Collected data entries:
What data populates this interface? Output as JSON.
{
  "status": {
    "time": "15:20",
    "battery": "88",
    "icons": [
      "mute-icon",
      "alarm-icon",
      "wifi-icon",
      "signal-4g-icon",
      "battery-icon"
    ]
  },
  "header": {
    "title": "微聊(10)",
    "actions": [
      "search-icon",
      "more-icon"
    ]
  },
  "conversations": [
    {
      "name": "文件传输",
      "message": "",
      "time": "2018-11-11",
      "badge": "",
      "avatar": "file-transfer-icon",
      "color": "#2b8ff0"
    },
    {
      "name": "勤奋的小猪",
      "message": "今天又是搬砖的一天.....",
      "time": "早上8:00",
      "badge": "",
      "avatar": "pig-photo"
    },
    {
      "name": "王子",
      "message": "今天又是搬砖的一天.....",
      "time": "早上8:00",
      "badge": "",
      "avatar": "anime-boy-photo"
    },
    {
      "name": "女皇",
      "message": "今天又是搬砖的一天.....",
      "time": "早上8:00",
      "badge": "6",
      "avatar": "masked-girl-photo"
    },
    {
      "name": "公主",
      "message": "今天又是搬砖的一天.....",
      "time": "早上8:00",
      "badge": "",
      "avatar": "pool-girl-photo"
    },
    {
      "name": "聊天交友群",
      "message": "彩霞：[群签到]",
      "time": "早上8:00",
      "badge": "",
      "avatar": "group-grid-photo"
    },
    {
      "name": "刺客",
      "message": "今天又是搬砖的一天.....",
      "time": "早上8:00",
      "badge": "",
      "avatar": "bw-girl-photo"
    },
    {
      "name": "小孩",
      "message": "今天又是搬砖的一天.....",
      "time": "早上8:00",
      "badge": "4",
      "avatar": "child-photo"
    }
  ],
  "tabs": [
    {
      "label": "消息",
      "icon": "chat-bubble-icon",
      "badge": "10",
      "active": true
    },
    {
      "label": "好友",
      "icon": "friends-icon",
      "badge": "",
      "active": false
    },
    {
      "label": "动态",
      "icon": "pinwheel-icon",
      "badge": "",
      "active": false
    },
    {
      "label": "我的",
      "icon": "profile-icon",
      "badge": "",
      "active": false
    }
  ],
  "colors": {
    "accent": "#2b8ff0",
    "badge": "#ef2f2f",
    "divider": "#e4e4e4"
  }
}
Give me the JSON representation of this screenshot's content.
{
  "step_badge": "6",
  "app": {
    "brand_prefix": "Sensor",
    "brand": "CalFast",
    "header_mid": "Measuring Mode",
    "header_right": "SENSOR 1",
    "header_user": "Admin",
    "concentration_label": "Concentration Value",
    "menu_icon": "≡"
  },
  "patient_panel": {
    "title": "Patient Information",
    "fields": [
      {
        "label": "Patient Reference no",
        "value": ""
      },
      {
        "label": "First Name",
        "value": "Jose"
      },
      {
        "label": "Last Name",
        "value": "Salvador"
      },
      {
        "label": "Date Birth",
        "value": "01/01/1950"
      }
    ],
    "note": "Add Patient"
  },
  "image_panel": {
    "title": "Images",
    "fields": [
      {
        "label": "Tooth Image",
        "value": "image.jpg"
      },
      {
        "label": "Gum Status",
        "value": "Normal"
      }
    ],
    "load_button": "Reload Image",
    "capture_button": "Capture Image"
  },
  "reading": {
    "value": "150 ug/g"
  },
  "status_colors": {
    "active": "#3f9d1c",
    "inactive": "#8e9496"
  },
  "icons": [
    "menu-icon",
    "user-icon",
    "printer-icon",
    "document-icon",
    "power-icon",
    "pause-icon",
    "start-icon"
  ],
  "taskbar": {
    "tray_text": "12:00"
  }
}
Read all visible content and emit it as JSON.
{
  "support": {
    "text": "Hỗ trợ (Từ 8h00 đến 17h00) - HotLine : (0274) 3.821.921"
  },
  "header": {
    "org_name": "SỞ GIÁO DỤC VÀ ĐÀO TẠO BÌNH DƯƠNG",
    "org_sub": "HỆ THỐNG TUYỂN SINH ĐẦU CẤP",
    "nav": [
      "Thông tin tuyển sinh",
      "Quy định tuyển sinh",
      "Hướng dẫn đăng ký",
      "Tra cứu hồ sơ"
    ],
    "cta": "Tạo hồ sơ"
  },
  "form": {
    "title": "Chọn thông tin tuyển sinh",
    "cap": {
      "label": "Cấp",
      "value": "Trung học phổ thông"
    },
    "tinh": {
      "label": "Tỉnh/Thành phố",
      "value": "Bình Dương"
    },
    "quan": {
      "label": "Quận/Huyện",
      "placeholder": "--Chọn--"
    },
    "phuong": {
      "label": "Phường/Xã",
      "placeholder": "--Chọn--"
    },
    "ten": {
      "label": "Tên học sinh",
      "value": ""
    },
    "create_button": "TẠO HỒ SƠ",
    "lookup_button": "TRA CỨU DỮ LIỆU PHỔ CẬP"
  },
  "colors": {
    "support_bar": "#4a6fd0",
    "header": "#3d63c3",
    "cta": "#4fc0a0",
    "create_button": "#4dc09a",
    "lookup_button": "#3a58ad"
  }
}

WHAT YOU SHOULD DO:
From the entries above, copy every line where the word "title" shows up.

YOUR SOLUTION:
    "title": "微聊(10)",
    "title": "Patient Information",
    "title": "Images",
    "title": "Chọn thông tin tuyển sinh",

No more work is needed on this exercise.